The Collector’s Guide to Gramophone Company Record Labels 1898 - 1925
Howard Friedman

Book Reviews

Complete Books
We have a number of out of print complete books on-line

Interviews
With Composers, Conductors, Singers, Instumentalists and others
Includes those on the Seen and Heard site

Nostalgia

Nostalgia CD reviews

Records Of The Year
Each reviewer is given the opportunity to select the best of the releases

Monthly Best Buys
Recordings of the Month and Bargains of the Month

Comment
Arthur Butterworth Writes

An occasional column

Phil Scowcroft's Garlands
British Light Music articles

Classical blogs
A listing of Classical Music Blogs external to MusicWeb International

Reviewers Logs
What they have been listening to for pleasure

Announcements

 

Community
Bulletin Board

Give your opinions or seek answers

Reviewers
Pat and present

Helpers invited!

Resources
How Did I Miss That?

Currently suspended but there are a lot there with sound clips


Composer Resources

British Composers

British Light Music Composers

Other composers

Film Music (Archive)
Film Music on the Web (Closed in December 2006)

Programme Notes
For concert organizers

External sites
British Music Society
The BBC Proms
Orchestra Sites
Recording Companies & Retailers
Online Music
Agents & Marketing
Publishers
Other links
Newsgroups
Web News sites etc

PotPourri
A pot-pourri of articles

MW Listening Room
MW Office

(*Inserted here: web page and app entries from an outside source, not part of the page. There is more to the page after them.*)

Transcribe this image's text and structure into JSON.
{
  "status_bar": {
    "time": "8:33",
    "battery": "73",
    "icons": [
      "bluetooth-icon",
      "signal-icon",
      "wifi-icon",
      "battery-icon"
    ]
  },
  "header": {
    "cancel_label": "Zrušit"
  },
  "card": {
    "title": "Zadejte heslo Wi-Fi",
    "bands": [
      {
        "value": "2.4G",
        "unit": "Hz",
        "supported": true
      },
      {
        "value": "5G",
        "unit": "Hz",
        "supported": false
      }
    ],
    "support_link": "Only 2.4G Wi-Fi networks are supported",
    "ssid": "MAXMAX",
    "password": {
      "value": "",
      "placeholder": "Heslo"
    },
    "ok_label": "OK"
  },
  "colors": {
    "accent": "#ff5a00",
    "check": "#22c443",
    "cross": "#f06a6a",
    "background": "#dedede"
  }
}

Advice to Windows Vista users  
Questionnaire    
Site History  
What they say about us
What we say about us!
Where to get help on the Internet
CD orders By Special Request
Graphics archive
Currency Converter
Dictionary
Magazines
Newsfeed  
Web Ring
Translation Service

Rules for potential reviewers :-)
Do Not Go Here!
April Fools






Untitled Document


Reviews from previous months
Join the mailing list and receive a hyperlinked weekly update on the discs reviewed. details
We welcome feedback on our reviews. Please use the Bulletin Board
Please paste in the first line of your comments the URL of the review to which you refer.